In a prime example of the march of technology, the ‘Active Info display’ – basically the digital dashboard that we were wowing over on upmarket Audis not so long ago, is now offered as an option. It costs £325 or £475 depending on model, on all but the entry-level S grade, and VW claims it as a first in the supermini segment.
As is increasingly the case in today’s market a host of connectivity and infotainment tech is also available. Entry-level cars get an eight-inch touchscreen system including DAB digital radio, Bluetooth and a CD player (how nostalgic…) while SE and above includes the ‘Car-Net App Connect’ system with full smartphone compatibility for Apple CarPlay and Android Auto.
The cockpit scores on practicality and mostly on quality. There is a little obvious plastic about, but not a lot, and whereas previous VW interiors have been renowned for their blackness, now you can brighten yours up with flashes of ‘Reef Blue’, ‘Energetic Orange’ or ‘Silver Silk’ – though only on certain models.
Driving the Volkswagen Polo
During the launch event, The Car Expert tried both the expected best-selling 95hp 1.0-litre petrol version with manual gearbox and its larger 115hp sister with the automatic transmission.
The Polo’s success has been built on being a very easy car to live with and this sixth generation is no different.

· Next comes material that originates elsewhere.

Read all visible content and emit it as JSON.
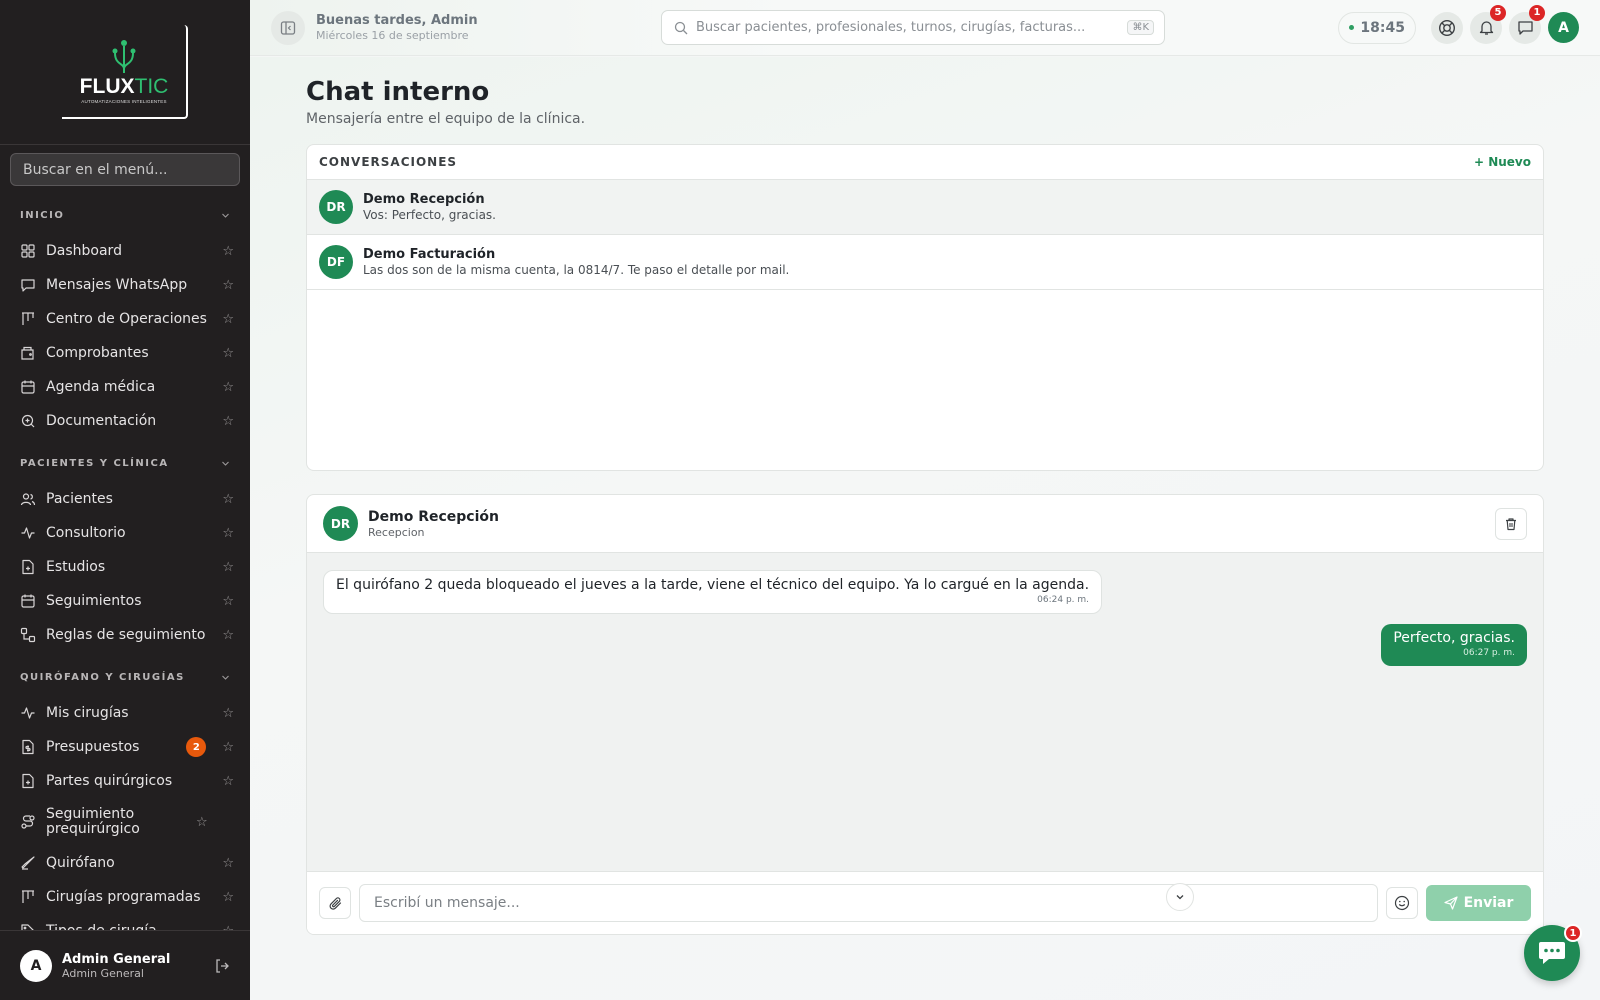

It’s virtually effortless to drive, whether negotiating choked town centres or out on the motorway. Ride comfort is excellent throughout, with cabin occupants cosseted and enjoying relaxed progress.
By relaxed we don’t mean slow. The 95hp model reaches 62mph from rest in a little over 10 seconds, well up with its rivals, and does it with no hint of hurrying along. Cruising along at speed limits it remains highly refined.
Point the Polo at a challenging series of B-road bends and you perhaps won’t enjoy quite the satisfying performance of its Ford rival, but you will also feel totally in control and never flustered – basically, it does everything it needs to, very well indeed.
On the basis of the test drive, we see no reason why the average supermini buyer would need any more than the 95hp variant – it has a useful extra amount of go over the base-level 65hp version.
However there is something to be said for the 115hp model should one plan a lot of motorway driving – which with this supermini one really can. The extra power and the so-slick DSG automatic gearbox makes for rapid munching of motorway miles with ease.
The Volkswagen design team were clearly given a simple brief when creating the sixth-generation model – don’t muck it up. They have both succeeded and gone beyond the brief, as this new model does everything its predecessor did, but better. Anyone looking for a quality supermini that they want to get into, enjoy driving and not have to think about, should certainly check out the Volkswagen Polo.